Do you have an interest in evidence-based policy? Do you want to help build links between academics and policy-makers? Do you want to build your networks and support the development of your peers? Consider joining the CUSPE Committee.

To apply

Please email president@cuspe.org by 5th August 2019 with:

  • The title of the role you wish to apply for, and
  • A brief background of yourself and your motivation for applying.

More information about each role can be found here.

Open core committee positions

  • Secretary
  • Treasurer
  • Finance and Fundraising lead
  • Marketing and Communications lead
  • Forum (conference) lead
  • Head of Lectures

Open team member positions

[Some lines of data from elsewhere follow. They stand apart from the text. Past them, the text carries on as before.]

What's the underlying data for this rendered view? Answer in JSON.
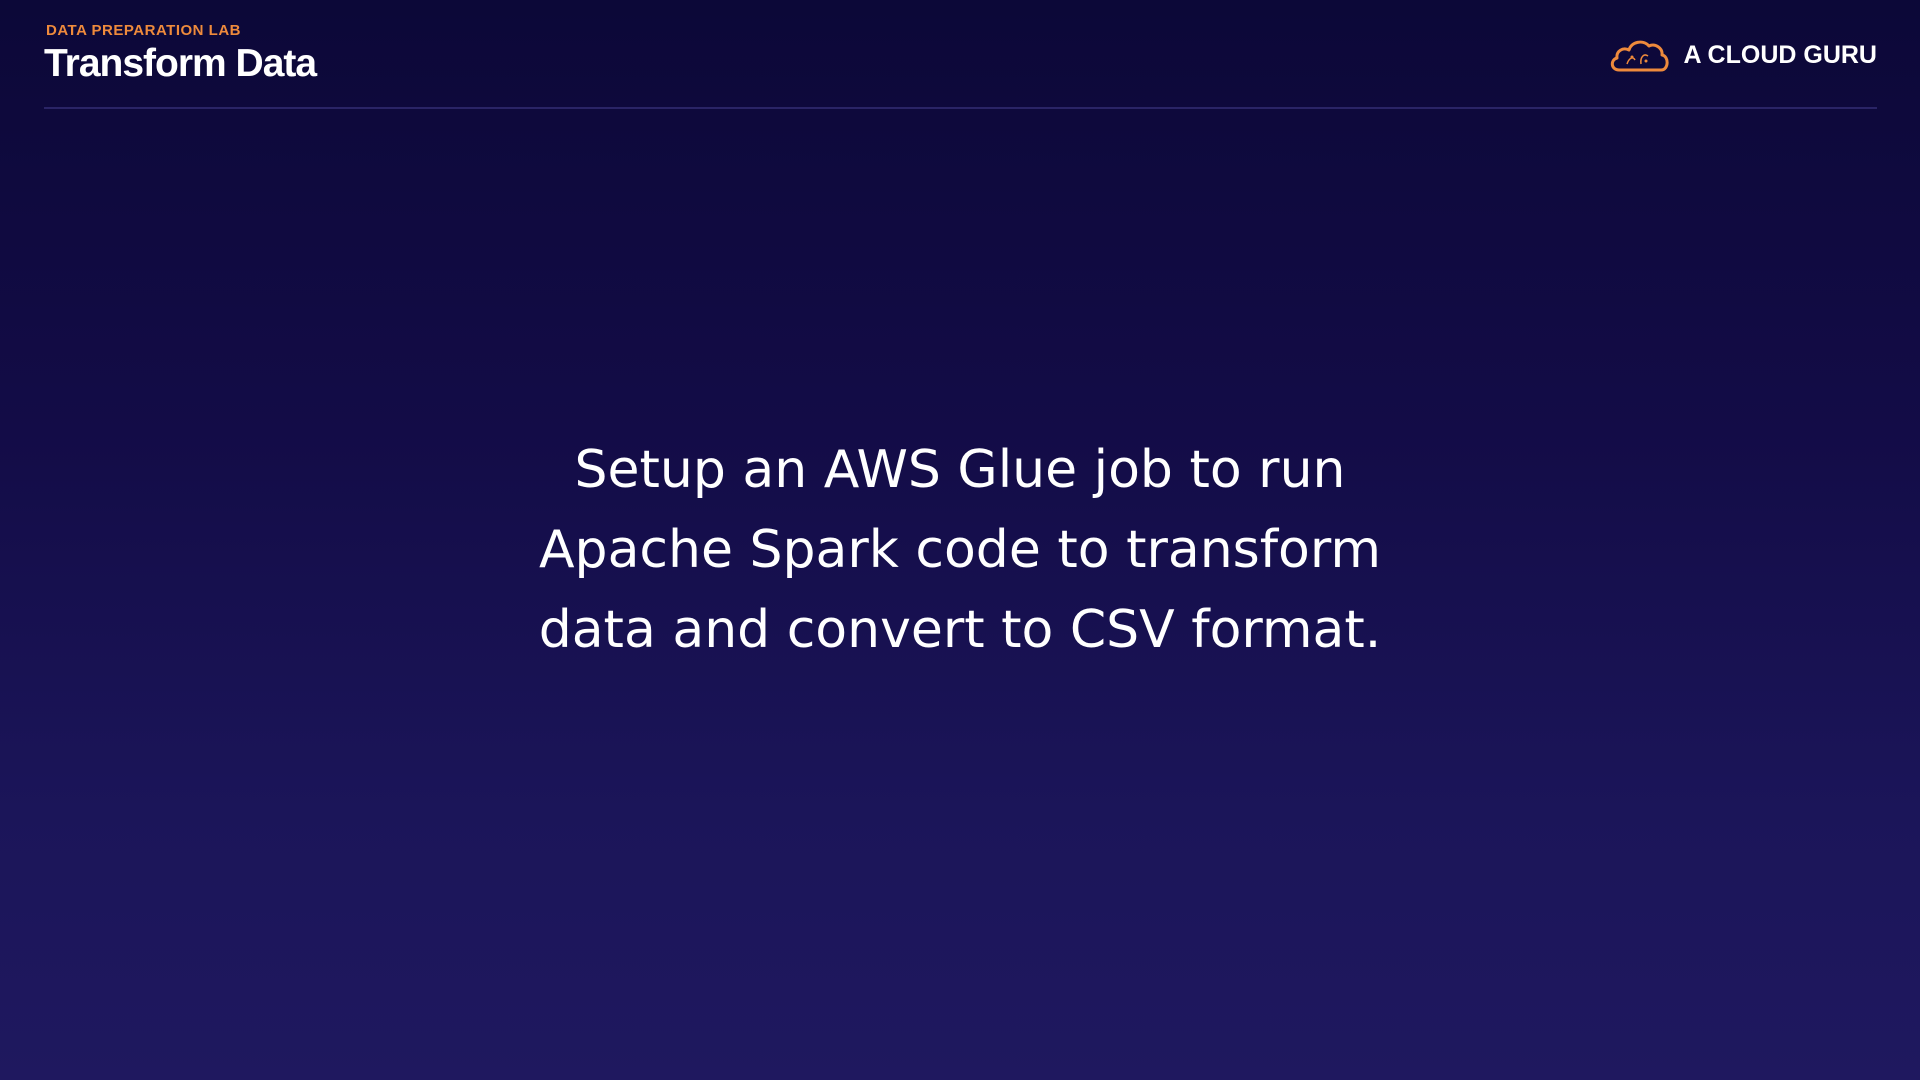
{
  "header": {
    "eyebrow": "DATA PREPARATION LAB",
    "title": "Transform Data",
    "brand_name": "A CLOUD GURU",
    "brand_icon": "cloud-logo-icon",
    "accent_color": "#ee8a3c"
  },
  "main": {
    "lines": [
      "Setup an AWS Glue job to run",
      "Apache Spark code to transform",
      "data and convert to CSV format."
    ]
  },
  "colors": {
    "background_top": "#0c0838",
    "background_bottom": "#1f185f",
    "text": "#ffffff"
  }
}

We are also looking for team members, to support our activities by leading on events and streams within our core business activities.

  • Workshops officers
  • Publications officers
  • Finance and Fundraising officers
  • Marketing and Communication officers
  • Forum (conference) officers

Image of classroom objects

By Matija Franklin, Elif Naz Çoker, Johnny Hugill, Rebecca Lees

Gender is one of the first categories to which children are introduced, and one of the first traits with which adults define children. As such, people hold gender-specific stereotypes and have gendered expectations. Research on the formation of gender identities and roles in early childhood has established that boys and girls are treated in a gendered way by the adults in their lives, be it parents, teachers, or even strangers.

Most adults make gendered associations and categorisations and treat children in relation to these gendered categorisations. The gendered treatment children receive introduces them to gender social norms, which shape their beliefs about what is expected of them in relation to their gender. This, will, in turn, influence how children view themselves and their capabilities. Read full article ↵

By Matthew O. Geldard.

One of the most pressing policy issues of the modern era is how to improve public health in the world’s poorest regions. Of particular concern are those diseases spread by mosquitos: the World Health Organisation estimates a total of 96 million cases of dengue and, in 2017 alone, 219 million cases of malaria. Policies targeting such vector-borne diseases (VBDs) represent nothing new. However, there seems to be a continuing inability to move the agenda from one of disease reduction to eradication: clearly, current policy initiatives are not proving effective enough.

This report aims to tackle this issue by outlining the problems associated with current policies and how they can be addressed through epidemiological innovation, with need to not only improve the efficacy of such policies, but also their cost-effectiveness and sustainability. Two innovative policies will be presented: that of manipulating the urban environment to reduce mosquito habitat and of harnessing predation pressure to better regulate mosquito populations.

Read full article ↵

  • Thursday 28th March 2019, 18:30 – 19:30
  • Bateman Auditorium, Gonville and Caius College
  • Register for this lecture here.

    Are you an international scientist working in the UK? Is there an impact on policies about international mobility of researchers? Do you consider your research to be innovative? Would you like to learn more about the policy behind innovative research? In our last lecture of the term, ‘How do you shape policy for science, scientist?’, our speakers will cover current topics discussed in the policy-making for science, from researchers’ mobility to innovative research.

    Guest speakers:
    Dr Catherine Lichten – Senior Analyst, RAND Europe
    Dr Steven Wooding – Lead for Research and Analysis, Cambridge Science and Policy (CSaP)

    This lecture will be followed by a networking drinks reception.